But there is also something else. There is an expectation, maybe a realization by this writer. The psalmist knows that God isn’t done. God’s work hasn’t stopped. There is still more. Our Lord hears the people’s cries, knows their situation. Our God is going to change those tears into shouts for joy. All people will be returned home one day, in this life or in the next. The earth will produce fruit. The world will be transformed. There is hope ahead of us.
The psalmist has seen God already start that work in the first half. People have returned to their homeland. People have been freed. And now there is laughter, now there is joy. Now people can once again dream – make plans, believe that those plans can come true, and expect that goodness will prevail in their world and in their lives. It’s true that everything is not perfect now. There are serious problems and struggles still surrounding them. But God is at work. God is with them.
The psalmist and God’s people have decided to live in this time not with fear, but with shouts of happiness, with laughter, with dreams for the future. So they sing this song of ascent, this song of going up to God, this song filled with the joy of remembering God’s amazing work. And remembering that God’s promises will be fulfilled.
And I think that’s why every Sunday the men in the prison were so joyful. They weren’t blind to their situation. They knew exactly how horrific it was to live inside of a prison. They knew their experience with prison life. But they also knew their experience with God. They knew how much God loves them. They had felt God move in their lives and guide them in their faith and understanding. They had seen transformations in their lives when the Holy Spirit moved. They knew that our Lord came down to earth as Jesus and became just like us.
And because of what God had done, they had hope. They were able to dream again that their lives were going to change, and that God was going to be there to bring about that change. They could believe in bigger plans and greater things to come. They could celebrate the joy Christ already placed in their hearts. And that joy was incredibly contagious. Even I, who believed I was there to minister to them, couldn’t help but be moved by their joy, be served by them. They became witnesses to me of God’s goodness. Their tears turned into laughter and their laughter turned into Joy. And that joy spread and spread and spread.
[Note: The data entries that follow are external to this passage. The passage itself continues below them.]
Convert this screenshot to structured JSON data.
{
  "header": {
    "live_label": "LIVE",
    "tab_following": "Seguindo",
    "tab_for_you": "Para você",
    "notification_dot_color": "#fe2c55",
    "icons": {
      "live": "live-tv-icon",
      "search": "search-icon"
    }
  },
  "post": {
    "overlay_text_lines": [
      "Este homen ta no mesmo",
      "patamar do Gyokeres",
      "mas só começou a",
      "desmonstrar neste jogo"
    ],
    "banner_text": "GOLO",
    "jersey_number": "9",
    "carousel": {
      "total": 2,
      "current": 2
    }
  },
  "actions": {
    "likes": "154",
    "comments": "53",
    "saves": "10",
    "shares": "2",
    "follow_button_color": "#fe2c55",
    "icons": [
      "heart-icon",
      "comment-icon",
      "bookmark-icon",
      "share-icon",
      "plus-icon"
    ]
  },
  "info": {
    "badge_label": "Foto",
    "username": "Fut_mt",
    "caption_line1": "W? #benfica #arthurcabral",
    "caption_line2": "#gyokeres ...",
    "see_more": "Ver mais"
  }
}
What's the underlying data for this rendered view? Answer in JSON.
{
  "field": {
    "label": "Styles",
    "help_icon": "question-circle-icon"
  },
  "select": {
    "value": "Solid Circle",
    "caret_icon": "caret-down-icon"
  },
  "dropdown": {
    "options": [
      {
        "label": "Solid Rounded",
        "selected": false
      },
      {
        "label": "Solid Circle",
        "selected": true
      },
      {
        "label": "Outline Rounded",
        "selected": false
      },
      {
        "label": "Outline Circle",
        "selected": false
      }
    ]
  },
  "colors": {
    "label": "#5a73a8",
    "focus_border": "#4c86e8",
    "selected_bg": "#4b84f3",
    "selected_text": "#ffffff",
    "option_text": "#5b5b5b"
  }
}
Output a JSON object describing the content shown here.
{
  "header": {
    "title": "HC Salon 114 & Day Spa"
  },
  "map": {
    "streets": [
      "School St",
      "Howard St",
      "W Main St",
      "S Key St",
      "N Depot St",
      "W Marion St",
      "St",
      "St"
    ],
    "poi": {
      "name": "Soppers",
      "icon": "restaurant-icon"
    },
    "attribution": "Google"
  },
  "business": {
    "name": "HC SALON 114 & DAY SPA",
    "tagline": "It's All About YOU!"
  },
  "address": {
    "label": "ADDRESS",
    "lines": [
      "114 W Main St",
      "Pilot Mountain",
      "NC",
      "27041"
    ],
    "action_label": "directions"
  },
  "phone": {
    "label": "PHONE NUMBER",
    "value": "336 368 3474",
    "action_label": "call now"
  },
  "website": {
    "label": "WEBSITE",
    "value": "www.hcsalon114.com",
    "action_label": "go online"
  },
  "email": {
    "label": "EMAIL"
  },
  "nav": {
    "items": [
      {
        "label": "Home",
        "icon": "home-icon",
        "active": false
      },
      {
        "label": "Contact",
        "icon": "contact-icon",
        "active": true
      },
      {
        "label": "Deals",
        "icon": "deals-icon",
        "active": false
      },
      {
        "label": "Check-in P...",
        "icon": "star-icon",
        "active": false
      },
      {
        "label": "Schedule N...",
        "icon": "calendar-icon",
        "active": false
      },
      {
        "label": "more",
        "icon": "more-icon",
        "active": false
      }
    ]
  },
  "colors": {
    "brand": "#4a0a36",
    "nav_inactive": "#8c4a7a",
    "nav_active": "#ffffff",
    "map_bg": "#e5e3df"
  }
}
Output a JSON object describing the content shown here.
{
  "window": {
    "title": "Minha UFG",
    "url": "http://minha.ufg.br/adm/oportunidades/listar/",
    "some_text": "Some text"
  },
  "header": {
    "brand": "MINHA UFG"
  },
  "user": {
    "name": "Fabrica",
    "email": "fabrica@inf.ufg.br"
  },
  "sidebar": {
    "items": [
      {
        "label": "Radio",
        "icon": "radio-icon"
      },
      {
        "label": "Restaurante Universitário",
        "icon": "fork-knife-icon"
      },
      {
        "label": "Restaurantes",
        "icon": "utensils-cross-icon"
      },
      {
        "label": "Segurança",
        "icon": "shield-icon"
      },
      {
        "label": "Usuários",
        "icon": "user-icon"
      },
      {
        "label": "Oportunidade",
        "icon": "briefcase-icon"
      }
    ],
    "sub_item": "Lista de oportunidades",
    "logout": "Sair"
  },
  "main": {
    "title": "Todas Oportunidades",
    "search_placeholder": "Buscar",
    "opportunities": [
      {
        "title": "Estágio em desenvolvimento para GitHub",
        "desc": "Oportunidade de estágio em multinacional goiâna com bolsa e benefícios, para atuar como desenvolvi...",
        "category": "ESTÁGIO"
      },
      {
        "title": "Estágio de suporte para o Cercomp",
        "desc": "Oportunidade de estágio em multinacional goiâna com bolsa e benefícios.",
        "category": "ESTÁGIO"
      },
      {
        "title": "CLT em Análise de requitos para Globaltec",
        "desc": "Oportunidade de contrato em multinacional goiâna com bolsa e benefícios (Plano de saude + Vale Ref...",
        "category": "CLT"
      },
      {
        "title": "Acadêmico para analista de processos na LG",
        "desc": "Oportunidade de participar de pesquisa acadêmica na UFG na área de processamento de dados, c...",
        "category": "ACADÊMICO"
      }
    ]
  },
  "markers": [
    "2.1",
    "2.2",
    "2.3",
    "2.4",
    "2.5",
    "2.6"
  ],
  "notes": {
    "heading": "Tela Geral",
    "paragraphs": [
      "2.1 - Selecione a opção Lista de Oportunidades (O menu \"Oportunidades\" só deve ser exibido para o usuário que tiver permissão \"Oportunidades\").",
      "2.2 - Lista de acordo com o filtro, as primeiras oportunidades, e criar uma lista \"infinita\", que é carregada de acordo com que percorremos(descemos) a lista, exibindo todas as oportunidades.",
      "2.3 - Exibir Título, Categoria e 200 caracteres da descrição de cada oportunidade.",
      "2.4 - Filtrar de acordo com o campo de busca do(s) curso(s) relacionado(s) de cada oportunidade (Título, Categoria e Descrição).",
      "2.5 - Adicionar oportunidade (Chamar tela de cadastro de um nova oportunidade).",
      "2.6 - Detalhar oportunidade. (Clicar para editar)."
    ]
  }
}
In Advent, we are called to be witnesses of God’s goodness. We are called to sing out God’s great love in Christ. In this season, we remember that even in such a messy and broken world as ours, God chose to come and live as one of us, to teach us, heal us, save us, and claim us as beloved children. And we remember that Christ is coming again.
So in this season, let’s pay attention to those glimpses of hope we have for our world. Let’s seek the way of Christ’s peace and restoration. And let’s sing out those songs of joy. We have a message the world is hungering for. Wherever you are, whatever you have done, whatever pain or loss you have experienced, God hasn’t forgotten you. Christ has already come and Christ is coming again. To love us all. To make us whole. To free the captives and heal the sick. To share good news and lift up the lowly. To offer a seat at the table of grace.
To bring us back to joy. Amen.